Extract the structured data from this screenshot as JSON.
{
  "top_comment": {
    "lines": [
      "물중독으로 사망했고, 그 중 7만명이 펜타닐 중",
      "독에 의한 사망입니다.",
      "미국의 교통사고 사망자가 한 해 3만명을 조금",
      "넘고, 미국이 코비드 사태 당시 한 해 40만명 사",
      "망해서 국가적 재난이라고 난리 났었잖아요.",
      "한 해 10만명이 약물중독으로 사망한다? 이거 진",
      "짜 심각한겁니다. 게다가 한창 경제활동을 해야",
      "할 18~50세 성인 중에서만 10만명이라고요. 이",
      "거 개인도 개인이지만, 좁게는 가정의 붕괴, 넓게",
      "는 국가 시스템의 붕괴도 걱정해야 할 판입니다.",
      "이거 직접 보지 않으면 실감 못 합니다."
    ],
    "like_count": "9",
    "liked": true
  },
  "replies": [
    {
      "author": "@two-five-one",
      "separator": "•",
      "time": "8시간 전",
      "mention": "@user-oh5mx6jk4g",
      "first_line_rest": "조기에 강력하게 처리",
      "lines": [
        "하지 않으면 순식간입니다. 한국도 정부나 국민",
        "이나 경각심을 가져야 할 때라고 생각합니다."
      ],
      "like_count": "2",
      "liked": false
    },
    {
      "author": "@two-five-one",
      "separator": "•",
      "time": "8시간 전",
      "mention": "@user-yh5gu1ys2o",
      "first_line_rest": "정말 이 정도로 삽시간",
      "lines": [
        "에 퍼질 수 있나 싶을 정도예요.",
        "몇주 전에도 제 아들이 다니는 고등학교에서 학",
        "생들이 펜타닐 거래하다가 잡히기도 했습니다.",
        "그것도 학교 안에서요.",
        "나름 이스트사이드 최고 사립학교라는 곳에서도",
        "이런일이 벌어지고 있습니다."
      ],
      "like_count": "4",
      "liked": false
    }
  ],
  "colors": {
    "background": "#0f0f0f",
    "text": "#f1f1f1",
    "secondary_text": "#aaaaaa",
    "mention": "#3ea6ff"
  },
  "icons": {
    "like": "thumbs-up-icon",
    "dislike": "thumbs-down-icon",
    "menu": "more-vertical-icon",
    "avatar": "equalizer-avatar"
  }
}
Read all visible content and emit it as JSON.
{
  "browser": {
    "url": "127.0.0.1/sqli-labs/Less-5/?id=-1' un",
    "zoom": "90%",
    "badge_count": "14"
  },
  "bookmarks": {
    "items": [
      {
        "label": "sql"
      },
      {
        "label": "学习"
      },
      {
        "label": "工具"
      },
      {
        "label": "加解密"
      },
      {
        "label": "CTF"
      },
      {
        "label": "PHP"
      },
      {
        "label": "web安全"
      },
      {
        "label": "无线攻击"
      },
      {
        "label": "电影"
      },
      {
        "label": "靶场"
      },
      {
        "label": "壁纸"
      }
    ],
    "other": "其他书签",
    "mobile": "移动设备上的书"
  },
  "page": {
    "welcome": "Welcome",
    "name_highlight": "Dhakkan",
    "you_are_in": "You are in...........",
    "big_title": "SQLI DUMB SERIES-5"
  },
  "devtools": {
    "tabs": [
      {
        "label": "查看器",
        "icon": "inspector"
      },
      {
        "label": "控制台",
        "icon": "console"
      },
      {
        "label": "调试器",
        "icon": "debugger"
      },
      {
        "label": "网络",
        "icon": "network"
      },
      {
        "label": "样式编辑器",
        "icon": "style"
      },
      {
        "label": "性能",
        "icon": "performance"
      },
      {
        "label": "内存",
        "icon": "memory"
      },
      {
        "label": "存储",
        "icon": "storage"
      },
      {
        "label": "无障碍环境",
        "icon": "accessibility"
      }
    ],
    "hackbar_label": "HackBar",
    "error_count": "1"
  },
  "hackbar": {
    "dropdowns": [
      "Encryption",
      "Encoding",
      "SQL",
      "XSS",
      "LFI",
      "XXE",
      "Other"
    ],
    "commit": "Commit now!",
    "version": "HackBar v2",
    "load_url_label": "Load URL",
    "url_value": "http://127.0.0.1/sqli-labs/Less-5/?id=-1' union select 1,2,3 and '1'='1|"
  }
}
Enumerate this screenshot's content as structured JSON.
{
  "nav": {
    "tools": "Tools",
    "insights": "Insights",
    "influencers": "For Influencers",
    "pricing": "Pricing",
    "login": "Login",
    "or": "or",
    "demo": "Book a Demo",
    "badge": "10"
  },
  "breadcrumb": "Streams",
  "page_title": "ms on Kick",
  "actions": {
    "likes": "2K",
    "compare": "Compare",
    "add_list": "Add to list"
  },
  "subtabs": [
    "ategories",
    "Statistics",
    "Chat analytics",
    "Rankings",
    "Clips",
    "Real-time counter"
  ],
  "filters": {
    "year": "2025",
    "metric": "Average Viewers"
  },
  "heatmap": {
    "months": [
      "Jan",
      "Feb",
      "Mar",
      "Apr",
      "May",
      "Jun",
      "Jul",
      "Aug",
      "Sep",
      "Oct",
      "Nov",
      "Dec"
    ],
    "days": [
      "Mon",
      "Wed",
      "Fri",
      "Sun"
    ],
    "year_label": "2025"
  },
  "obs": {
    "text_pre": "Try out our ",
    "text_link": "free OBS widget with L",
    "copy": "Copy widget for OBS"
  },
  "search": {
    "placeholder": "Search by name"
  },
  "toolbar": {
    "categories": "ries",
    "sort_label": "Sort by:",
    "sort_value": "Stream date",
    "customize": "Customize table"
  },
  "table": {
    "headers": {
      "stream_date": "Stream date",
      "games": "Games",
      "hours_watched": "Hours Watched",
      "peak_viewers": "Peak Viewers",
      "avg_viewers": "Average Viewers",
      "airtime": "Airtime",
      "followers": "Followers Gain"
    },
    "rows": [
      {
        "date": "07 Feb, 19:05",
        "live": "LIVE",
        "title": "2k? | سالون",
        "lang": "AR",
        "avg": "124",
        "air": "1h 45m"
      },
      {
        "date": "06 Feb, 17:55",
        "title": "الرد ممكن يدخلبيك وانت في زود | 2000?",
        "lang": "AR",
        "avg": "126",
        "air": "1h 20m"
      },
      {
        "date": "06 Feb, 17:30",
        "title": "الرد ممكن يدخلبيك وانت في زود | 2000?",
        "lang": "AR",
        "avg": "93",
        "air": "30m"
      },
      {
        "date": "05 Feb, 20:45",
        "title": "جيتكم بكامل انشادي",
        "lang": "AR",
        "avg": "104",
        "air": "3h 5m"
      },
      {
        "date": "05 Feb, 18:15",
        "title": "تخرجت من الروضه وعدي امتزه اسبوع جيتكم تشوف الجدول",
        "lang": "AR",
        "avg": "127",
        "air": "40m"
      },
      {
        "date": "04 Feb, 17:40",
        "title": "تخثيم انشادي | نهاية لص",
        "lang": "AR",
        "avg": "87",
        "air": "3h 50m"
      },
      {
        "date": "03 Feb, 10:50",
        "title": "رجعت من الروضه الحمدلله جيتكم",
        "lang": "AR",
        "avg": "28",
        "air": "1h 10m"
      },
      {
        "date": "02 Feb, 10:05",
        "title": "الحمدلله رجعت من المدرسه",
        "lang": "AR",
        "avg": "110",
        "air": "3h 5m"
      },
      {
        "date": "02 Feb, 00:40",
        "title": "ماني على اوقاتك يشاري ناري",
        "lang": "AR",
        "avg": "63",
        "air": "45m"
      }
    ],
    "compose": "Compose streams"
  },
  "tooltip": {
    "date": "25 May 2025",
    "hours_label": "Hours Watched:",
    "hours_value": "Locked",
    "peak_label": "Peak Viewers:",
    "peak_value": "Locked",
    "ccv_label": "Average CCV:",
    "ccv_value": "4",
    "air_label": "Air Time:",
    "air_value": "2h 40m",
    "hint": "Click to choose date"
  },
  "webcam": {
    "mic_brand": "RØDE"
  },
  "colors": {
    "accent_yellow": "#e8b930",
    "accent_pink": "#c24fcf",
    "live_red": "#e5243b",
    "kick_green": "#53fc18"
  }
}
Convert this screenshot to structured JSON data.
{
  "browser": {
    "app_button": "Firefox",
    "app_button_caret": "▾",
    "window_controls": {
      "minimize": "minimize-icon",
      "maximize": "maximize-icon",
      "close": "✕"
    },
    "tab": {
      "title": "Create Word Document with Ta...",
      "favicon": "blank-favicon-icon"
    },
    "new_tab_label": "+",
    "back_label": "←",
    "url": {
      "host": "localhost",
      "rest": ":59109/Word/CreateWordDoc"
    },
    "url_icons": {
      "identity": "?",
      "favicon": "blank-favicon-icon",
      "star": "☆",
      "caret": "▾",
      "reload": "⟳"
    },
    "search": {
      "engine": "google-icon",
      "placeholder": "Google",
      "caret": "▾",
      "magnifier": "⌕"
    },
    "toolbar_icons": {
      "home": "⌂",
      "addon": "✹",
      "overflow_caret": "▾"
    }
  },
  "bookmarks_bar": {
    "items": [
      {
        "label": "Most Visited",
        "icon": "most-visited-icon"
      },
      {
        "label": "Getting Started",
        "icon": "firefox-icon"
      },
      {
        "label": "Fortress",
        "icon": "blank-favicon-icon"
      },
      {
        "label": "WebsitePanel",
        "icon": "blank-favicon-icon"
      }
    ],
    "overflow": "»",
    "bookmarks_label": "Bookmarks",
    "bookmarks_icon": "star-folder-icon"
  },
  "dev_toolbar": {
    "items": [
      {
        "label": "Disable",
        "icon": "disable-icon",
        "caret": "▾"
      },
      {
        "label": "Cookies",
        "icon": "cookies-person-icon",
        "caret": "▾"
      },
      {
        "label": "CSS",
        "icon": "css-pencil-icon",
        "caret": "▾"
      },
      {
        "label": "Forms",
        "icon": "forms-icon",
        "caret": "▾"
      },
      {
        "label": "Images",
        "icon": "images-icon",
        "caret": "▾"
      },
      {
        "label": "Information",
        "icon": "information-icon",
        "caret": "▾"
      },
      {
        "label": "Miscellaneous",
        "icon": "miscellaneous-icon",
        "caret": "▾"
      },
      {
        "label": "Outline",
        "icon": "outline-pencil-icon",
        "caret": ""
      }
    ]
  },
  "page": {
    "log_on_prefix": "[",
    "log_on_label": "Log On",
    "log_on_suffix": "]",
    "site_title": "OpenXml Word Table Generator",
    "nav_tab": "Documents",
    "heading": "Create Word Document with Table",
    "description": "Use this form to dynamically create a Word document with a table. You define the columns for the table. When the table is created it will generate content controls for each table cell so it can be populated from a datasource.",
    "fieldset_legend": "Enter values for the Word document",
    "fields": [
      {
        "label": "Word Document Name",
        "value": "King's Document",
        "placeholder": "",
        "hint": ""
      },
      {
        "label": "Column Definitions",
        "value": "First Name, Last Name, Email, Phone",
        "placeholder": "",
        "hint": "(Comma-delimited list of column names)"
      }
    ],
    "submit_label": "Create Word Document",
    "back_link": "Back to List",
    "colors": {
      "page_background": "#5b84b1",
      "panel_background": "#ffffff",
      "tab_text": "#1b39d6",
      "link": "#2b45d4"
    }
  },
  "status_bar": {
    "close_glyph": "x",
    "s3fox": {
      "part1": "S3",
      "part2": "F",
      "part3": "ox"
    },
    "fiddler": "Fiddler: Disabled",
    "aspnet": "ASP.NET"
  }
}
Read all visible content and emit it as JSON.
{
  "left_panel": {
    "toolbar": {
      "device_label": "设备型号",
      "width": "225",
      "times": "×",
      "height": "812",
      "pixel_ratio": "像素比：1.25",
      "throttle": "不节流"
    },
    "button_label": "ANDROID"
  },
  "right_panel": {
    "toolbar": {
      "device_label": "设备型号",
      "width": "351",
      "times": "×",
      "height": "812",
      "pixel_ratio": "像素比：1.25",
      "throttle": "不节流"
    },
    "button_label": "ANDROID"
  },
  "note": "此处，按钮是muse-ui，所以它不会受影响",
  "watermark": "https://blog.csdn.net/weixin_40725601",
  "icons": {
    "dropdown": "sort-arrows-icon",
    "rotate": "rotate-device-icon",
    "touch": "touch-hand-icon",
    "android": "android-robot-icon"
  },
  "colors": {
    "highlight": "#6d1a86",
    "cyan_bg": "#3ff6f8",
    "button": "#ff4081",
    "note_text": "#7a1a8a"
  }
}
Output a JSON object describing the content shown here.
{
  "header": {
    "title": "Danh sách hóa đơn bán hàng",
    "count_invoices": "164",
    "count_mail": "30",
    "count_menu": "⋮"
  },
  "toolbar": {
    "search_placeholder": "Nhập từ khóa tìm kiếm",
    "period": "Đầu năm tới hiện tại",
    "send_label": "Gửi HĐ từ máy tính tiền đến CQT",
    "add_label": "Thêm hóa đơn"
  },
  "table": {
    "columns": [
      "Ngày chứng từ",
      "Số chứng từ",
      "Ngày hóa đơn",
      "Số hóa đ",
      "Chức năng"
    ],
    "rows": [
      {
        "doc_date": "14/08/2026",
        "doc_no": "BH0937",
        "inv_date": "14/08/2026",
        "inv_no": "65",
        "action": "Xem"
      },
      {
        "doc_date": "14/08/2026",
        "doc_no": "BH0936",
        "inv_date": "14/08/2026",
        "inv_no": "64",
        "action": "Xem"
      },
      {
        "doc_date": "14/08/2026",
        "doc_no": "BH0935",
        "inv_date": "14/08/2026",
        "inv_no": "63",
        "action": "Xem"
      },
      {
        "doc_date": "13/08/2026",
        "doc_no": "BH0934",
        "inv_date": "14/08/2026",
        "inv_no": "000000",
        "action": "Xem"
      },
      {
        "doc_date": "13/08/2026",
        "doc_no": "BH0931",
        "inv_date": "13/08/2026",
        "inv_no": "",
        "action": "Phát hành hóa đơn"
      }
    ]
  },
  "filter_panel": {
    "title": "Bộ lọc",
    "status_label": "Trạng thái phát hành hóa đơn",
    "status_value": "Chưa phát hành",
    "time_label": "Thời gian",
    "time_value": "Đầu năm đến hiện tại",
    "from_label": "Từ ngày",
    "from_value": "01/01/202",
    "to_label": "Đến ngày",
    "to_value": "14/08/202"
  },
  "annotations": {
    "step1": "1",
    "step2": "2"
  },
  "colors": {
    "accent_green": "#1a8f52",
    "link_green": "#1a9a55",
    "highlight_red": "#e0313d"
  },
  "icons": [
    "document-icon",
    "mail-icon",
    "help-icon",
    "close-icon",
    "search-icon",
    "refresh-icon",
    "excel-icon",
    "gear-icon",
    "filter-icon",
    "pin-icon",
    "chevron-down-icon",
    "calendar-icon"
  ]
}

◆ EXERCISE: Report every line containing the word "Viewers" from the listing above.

◆ SOLUTION FOR THIS TASK:
    "metric": "Average Viewers"
      "peak_viewers": "Peak Viewers",
      "avg_viewers": "Average Viewers",
    "peak_label": "Peak Viewers:",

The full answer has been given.